Anyway, the point is that things feel weird folks. I have friends who have peed in waterbottles to keep from interrupting a Halo-playing marathon who got off their asses/couches to volunteer for the Obama campaign not once, but many times. Friends so cheap their body content is at least 1/3 Ramen Noodle who donated a good deal of their hard-earned cash to the campaign. People have registered to vote in record numbers, and yet, something just doesn't feel right. I think we should stop congratulating ourselves for just voting. To vote is a privilege which people have died for, and I think there's a whole lot more to be done for the country than to simply help win an election every 4 years.

Hundreds of millions of dollars, hundreds of thousands of man-hours spent on both sides by good-intentioned people who want to make a difference in an historic election, so many resources and voices and energies devoted to a single day. After tomorrow, half of that is going to have been a waste. And I can't help but wonder what could have happened if all that muscle had been put towards something else, and what will happen to its momentum after the election has come and gone. Shouldn't we be donating our money to good causes whenever we can? Helping people who don't have? Dedicating some of our time to contribute to making the country which provides for us a better place? Of course a power shift is a hugely significant step on the path to great reform, but worrying about this election has been a wakeup call for me:

Even if Obama wins, we have not "won." This isn't a movie and we can't toss every greedy lobbyist oil fatcat bigot down a reactor shaft. I think if we dedicate ourselves to the ongoing welfare of the country as much as we have to the outcome of this election, we'll have a much better shot at coming closer to the overwhelming good the liberals hope Obama will usher in, but which no mere mortal could fully realize alone.

Which brings me to the other side. I've heard a lot of people claim that if McCain wins, they're leaving. I heard the same thing about Bush's reelection, and his unelection before that, and nobody seems to be leaving. And that's fine. Because as much as I complain about certain political happenings, atrocities, etc., I really do like it here and I suspect most other people do too. We have New York and Hollywood, purple mountain's majesty and sea to shining sea, we created jazz and country music and baseball and cars and lightbulbs and computers and that movie with hundreds of animated singing Chihuahuas! I mean who among the shivering Plymouth pilgrims ever imagined ordering hundreds of animated singing chihuahuas onto a magical box from an invisible information superweb?
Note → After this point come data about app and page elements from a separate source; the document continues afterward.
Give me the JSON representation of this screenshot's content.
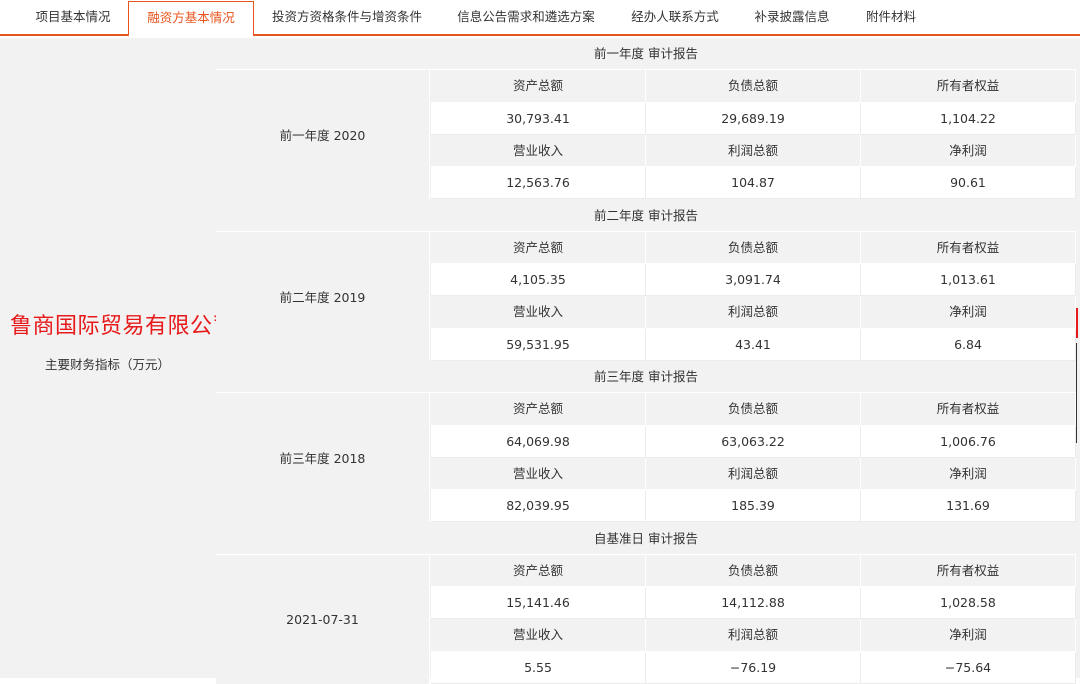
{
  "tabs": [
    {
      "label": "项目基本情况"
    },
    {
      "label": "融资方基本情况"
    },
    {
      "label": "投资方资格条件与增资条件"
    },
    {
      "label": "信息公告需求和遴选方案"
    },
    {
      "label": "经办人联系方式"
    },
    {
      "label": "补录披露信息"
    },
    {
      "label": "附件材料"
    }
  ],
  "active_tab": "融资方基本情况",
  "company_name": "鲁商国际贸易有限公司",
  "metric_label": "主要财务指标（万元）",
  "colors": {
    "accent": "#e8541e",
    "company_red": "#e8191a",
    "panel": "#f2f2f2"
  },
  "blocks": [
    {
      "title": "前一年度 审计报告",
      "period": "前一年度 2020",
      "head1": [
        "资产总额",
        "负债总额",
        "所有者权益"
      ],
      "vals1": [
        "30,793.41",
        "29,689.19",
        "1,104.22"
      ],
      "head2": [
        "营业收入",
        "利润总额",
        "净利润"
      ],
      "vals2": [
        "12,563.76",
        "104.87",
        "90.61"
      ]
    },
    {
      "title": "前二年度 审计报告",
      "period": "前二年度 2019",
      "head1": [
        "资产总额",
        "负债总额",
        "所有者权益"
      ],
      "vals1": [
        "4,105.35",
        "3,091.74",
        "1,013.61"
      ],
      "head2": [
        "营业收入",
        "利润总额",
        "净利润"
      ],
      "vals2": [
        "59,531.95",
        "43.41",
        "6.84"
      ]
    },
    {
      "title": "前三年度 审计报告",
      "period": "前三年度 2018",
      "head1": [
        "资产总额",
        "负债总额",
        "所有者权益"
      ],
      "vals1": [
        "64,069.98",
        "63,063.22",
        "1,006.76"
      ],
      "head2": [
        "营业收入",
        "利润总额",
        "净利润"
      ],
      "vals2": [
        "82,039.95",
        "185.39",
        "131.69"
      ]
    },
    {
      "title": "自基准日 审计报告",
      "period": "2021-07-31",
      "head1": [
        "资产总额",
        "负债总额",
        "所有者权益"
      ],
      "vals1": [
        "15,141.46",
        "14,112.88",
        "1,028.58"
      ],
      "head2": [
        "营业收入",
        "利润总额",
        "净利润"
      ],
      "vals2": [
        "5.55",
        "−76.19",
        "−75.64"
      ]
    }
  ]
}
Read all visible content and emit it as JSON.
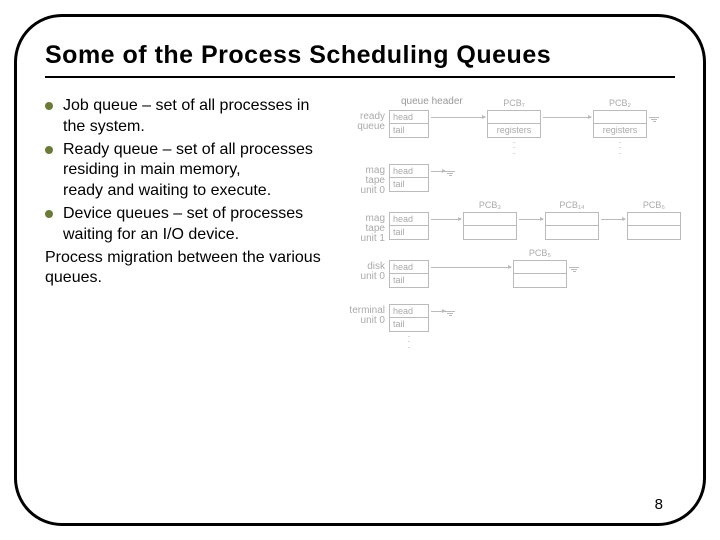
{
  "title": "Some of the Process Scheduling Queues",
  "bullets": [
    "Job queue – set of all processes in the system.",
    "Ready queue – set of all processes residing in main memory,\nready and waiting to execute.",
    "Device queues – set of processes waiting for an I/O device."
  ],
  "closing": "Process migration between the various queues.",
  "page_number": "8",
  "diagram": {
    "queue_header_label": "queue header",
    "head": "head",
    "tail": "tail",
    "registers": "registers",
    "queues": [
      {
        "label": "ready\nqueue",
        "pcb_labels": [
          "PCB₇",
          "PCB₂"
        ],
        "show_registers": true
      },
      {
        "label": "mag\ntape\nunit 0",
        "pcb_labels": []
      },
      {
        "label": "mag\ntape\nunit 1",
        "pcb_labels": [
          "PCB₃",
          "PCB₁₄",
          "PCB₆"
        ]
      },
      {
        "label": "disk\nunit 0",
        "pcb_labels": [
          "PCB₅"
        ]
      },
      {
        "label": "terminal\nunit 0",
        "pcb_labels": []
      }
    ]
  }
}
The point being, if things don't turn out the way I want tomorrow, I feel compelled, as a college-graduated adultish-type-person, to take a stand. And if I'm going to leave I'm going to leave. But if I'm going to stay I'm not going to sit around whining like I have for the past 8 years. It's like when I don't clean my room because it's dirty and then I blame the dirt. So in my very indecisive way, before you and your screen, I'm declaring my intention to make some kind of stand in the event of -(Ican'tevensayit)-, and encouraging you to consider making one too...

Jump the ship or grab a bucket?
-Sigh-
Wasn't everything so much easier back when the worst possible affront to your values was a PB&J sandwich cut diagonally with crust?

Anyways, I guess what I'm saying is that if we're going to stay on board, we should probably be generous with our time and resources when times are tough even more than when the hero saves the day. Because what if he doesn't? And what if he can't? If we're serious about real change, election day should only be the beginning of "Yes we can," not the end.


Best,
Hannah Friedman
www.writinghannah.blogspot.com

Matt M said...

I'm going to go out on a limb and say that I reckon he'll win it. :-)

Now let the crushing sense of disappointment, sliding gradually into bitterness, begin!